By: Brenda & Jerry Deener
Dear Rabbi Orenstein and Sylvia,
I came to work at Congregation Beth El in 2005 as the Rabbi Roston’s assistant. Of course, I had been connected to my Judaism my entire life, having grown up in a large Conservative congregation in Queens, NY. My husband and I were members of B’nai Keshet, the Reconstructionist synagogue in Montclair, from 1978 to 2007 when we became Beth El members.
How astounding it still it is for me to think about how early in my working at Beth El, I discovered that Rabbi Orenstein’s father-in-law, Sylvia Orenstein’s father, was Rabbi Israel Mowshowitz, my rabbi from that large Conservative congregation in Queens – Hillcrest Jewish Center. It was Rabbi Mowshowitz who performed my marriage to Marc in 1971. It was Rabbi Mowshowitz who always visited my Hebrew School classes regularly, especially to keep the kids on their toes! It was to hear Rabbi Mowshowitz’s sermons on Shabbat that my maternal grandfather rushed to services when he visited us.
Then, in the summer of 2006, Rabbi Orenstein was getting ready to officiate at High Holy Day services at a congregation in Montreal. My family and I were getting ready to celebrate my son and daughter-in-law’s wedding in Montreal in August. The rabbi who was marrying my children was the rabbi who Rabbi Orenstein would be working with at High Holy Days. In a conversation with Rabbi Bright of Montreal, Rabbi Orenstein told him that he would be marrying the children of congregants from Beth El. He then said to me, “Cheryl, I told Rabbi Bright about who you are –so the pressure is on!”
And one more connection….in February 2010 when Rabbi Orenstein turned 75 and the naming of our granddaughter Ashley coincided with his birthday celebration…we shared the simchas together at Beth El. It was so sweet. And to this day, we are connected to you. As are so, so many other people whose lives you have touched.
Happy Birthday, Rabbi!
One year ago we celebrated Jehiel’s 76th birthday at Beth El in South Orange. The sanctuary was filled to capacity, and everyone had nice things to say about Jehiel. We were all feeling quite warm and fuzzy by the time Jehiel himself went up for an aliyah.
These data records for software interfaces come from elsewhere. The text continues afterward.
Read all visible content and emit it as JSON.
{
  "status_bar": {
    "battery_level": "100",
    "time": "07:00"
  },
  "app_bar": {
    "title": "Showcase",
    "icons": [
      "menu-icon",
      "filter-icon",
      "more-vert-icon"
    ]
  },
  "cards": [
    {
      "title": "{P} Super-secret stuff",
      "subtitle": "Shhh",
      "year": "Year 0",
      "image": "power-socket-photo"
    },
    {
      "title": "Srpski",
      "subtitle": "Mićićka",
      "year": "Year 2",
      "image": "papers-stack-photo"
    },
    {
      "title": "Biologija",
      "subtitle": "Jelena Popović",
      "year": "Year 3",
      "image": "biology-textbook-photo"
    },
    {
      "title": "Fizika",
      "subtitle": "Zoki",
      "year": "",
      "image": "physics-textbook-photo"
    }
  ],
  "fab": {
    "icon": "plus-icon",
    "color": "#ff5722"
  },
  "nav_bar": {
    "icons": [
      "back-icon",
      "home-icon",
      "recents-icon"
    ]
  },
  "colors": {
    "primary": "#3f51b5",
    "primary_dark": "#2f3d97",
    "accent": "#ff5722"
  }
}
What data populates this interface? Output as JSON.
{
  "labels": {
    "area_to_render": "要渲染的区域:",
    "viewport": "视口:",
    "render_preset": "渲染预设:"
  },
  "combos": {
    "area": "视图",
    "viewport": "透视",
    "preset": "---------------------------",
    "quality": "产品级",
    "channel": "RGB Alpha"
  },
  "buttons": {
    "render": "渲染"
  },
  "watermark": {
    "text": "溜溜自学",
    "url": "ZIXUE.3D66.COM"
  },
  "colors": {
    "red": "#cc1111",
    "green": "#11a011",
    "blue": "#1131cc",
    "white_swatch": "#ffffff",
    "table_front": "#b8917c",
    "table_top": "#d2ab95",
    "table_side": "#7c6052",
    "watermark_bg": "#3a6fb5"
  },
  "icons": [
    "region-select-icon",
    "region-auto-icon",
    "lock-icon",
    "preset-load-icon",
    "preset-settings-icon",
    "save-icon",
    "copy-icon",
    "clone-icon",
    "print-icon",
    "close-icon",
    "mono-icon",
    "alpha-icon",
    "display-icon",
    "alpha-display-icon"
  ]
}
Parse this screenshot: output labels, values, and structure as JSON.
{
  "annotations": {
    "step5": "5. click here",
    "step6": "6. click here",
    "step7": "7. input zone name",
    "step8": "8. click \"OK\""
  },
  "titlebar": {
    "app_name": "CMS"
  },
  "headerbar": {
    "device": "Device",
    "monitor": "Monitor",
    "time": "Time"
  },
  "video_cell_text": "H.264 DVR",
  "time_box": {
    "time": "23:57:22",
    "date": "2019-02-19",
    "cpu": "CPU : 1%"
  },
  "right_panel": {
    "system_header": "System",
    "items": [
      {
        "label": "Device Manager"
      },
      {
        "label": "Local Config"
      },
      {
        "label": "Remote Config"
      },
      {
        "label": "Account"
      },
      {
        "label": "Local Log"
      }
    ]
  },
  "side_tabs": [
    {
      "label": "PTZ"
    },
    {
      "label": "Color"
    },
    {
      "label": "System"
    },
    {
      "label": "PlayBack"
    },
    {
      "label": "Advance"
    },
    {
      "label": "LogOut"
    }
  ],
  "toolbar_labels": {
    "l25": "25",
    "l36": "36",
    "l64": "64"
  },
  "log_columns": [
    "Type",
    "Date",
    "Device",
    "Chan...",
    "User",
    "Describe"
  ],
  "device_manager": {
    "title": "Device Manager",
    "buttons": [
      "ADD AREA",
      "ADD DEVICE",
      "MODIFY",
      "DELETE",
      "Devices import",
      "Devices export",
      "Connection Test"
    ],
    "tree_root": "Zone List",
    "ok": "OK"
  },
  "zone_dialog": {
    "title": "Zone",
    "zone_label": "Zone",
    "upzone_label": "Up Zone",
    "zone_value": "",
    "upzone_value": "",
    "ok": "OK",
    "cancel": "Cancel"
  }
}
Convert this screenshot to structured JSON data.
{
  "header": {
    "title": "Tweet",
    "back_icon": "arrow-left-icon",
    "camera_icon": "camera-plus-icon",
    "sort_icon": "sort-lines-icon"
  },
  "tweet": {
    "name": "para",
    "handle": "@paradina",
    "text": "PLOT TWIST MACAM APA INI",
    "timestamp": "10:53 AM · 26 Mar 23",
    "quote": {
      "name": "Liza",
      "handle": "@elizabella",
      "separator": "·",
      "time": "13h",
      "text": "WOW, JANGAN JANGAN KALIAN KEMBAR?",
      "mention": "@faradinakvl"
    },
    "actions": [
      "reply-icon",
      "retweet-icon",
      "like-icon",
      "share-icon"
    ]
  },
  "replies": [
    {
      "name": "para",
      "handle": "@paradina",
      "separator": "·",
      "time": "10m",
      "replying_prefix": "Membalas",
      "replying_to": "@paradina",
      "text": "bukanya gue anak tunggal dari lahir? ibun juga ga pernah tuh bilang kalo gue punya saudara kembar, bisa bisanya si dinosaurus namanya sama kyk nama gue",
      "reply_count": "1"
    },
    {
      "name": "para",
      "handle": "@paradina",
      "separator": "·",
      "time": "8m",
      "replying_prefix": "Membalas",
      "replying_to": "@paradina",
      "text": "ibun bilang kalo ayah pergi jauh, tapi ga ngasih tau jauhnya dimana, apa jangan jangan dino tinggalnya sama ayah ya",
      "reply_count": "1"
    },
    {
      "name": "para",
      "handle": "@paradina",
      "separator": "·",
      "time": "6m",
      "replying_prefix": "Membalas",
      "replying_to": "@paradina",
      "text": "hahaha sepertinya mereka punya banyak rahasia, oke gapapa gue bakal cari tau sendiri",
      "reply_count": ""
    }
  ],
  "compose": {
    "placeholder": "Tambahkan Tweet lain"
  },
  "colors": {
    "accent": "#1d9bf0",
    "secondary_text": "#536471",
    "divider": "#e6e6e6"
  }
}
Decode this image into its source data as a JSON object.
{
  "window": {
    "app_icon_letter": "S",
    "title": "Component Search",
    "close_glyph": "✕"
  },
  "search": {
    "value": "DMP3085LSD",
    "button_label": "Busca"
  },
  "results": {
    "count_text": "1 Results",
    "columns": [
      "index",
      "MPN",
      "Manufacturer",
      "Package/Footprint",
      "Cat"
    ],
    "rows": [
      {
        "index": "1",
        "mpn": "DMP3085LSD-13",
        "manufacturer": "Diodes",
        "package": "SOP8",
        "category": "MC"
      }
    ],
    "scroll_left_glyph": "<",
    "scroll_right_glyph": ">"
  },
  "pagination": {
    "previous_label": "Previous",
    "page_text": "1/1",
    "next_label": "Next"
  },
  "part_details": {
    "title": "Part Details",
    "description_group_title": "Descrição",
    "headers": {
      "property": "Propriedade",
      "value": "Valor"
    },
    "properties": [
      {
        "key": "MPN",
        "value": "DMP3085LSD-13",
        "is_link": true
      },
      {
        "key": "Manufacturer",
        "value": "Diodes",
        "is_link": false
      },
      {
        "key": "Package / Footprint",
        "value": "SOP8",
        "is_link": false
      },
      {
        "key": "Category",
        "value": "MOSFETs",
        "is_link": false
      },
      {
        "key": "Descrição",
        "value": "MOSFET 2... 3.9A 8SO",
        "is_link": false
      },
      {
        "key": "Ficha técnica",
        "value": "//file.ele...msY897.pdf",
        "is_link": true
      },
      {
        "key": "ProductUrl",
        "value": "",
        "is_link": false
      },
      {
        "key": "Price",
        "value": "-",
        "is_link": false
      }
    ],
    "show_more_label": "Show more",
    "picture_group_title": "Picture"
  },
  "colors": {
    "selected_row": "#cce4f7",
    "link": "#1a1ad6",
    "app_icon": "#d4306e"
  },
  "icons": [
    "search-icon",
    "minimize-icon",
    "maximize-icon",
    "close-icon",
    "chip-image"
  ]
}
And of course, being on the bimah, he had to speak.
“I just want to express my deep –” he paused a moment “– disappointment in the committee that organized this celebration.”
He paused while we all cackled.
“This is supposed to be a warm, caring, inclusive congregation, open to everyone,” he continued, looking out over the thousands of people present. “And yet I see the committee has invited only my best friends.”
And that’s how, in the space of about thirty seconds, he had us laughing, crying and loving him. Virtuouso!
By: Nikki Pusin